TASK GOAL –
Line filter on the word "ManagementAgent": copy each matching line from the entries.

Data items

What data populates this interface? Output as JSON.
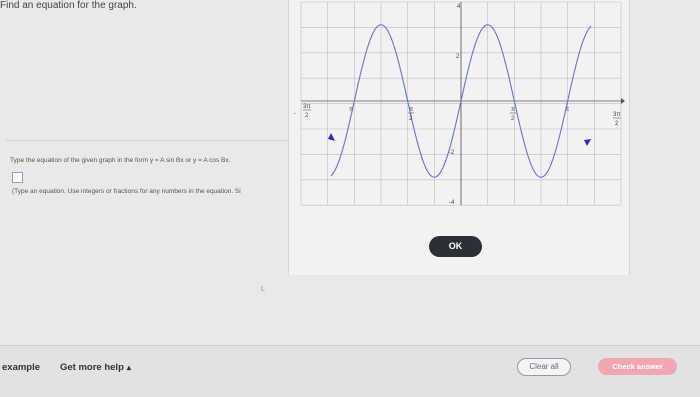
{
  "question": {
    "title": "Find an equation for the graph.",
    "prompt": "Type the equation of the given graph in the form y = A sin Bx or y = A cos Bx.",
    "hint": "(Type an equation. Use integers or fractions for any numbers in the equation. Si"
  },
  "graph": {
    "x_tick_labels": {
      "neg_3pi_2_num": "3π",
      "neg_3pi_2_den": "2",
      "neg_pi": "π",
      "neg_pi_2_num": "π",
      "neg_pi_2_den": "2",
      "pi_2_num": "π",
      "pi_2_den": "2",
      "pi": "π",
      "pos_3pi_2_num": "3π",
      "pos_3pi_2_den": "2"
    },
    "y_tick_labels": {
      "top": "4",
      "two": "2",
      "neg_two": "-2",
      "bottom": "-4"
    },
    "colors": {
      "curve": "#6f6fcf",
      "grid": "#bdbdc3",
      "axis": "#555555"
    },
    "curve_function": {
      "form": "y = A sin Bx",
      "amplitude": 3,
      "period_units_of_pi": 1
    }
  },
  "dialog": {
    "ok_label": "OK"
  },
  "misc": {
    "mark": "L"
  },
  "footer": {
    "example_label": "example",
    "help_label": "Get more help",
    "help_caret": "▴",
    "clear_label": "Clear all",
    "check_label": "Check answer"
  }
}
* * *
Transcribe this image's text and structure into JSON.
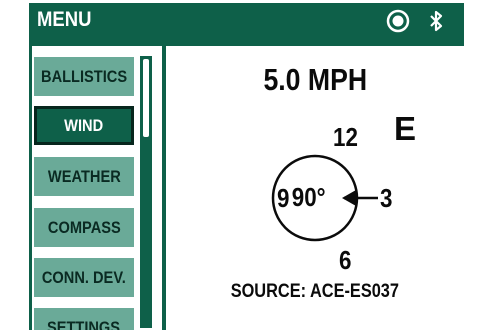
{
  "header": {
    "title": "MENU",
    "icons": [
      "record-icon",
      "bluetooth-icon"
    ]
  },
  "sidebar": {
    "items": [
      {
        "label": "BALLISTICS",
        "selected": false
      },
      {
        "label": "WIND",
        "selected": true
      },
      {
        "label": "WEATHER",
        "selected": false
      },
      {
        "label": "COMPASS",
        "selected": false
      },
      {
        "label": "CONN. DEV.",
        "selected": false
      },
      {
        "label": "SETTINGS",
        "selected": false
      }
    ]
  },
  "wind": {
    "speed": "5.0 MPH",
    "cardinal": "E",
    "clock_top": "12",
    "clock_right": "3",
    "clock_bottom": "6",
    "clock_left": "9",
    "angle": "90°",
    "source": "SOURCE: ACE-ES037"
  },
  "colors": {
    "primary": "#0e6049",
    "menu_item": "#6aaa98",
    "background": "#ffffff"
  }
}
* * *
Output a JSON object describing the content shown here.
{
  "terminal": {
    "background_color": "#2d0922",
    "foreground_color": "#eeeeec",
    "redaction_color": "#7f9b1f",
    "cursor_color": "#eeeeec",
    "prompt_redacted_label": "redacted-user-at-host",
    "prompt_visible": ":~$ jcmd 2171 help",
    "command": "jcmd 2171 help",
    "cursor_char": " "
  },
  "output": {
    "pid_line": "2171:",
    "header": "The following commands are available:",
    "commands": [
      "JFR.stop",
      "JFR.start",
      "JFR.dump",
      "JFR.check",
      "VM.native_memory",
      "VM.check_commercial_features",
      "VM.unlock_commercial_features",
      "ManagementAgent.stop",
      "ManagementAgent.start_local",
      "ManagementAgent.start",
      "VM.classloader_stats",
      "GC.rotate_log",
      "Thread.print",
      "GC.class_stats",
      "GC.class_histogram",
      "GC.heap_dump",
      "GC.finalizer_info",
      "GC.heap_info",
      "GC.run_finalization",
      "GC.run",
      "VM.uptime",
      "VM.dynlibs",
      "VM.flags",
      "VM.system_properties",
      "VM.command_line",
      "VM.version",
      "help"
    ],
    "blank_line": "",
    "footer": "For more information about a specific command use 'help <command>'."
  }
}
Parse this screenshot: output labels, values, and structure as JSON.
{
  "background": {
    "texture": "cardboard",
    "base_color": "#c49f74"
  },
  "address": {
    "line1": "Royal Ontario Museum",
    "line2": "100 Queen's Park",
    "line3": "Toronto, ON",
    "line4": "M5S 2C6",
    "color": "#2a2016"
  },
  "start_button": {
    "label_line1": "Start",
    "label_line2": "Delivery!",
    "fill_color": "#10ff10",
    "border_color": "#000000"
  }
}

SOLUTION –
      "ManagementAgent.stop",
      "ManagementAgent.start_local",
      "ManagementAgent.start",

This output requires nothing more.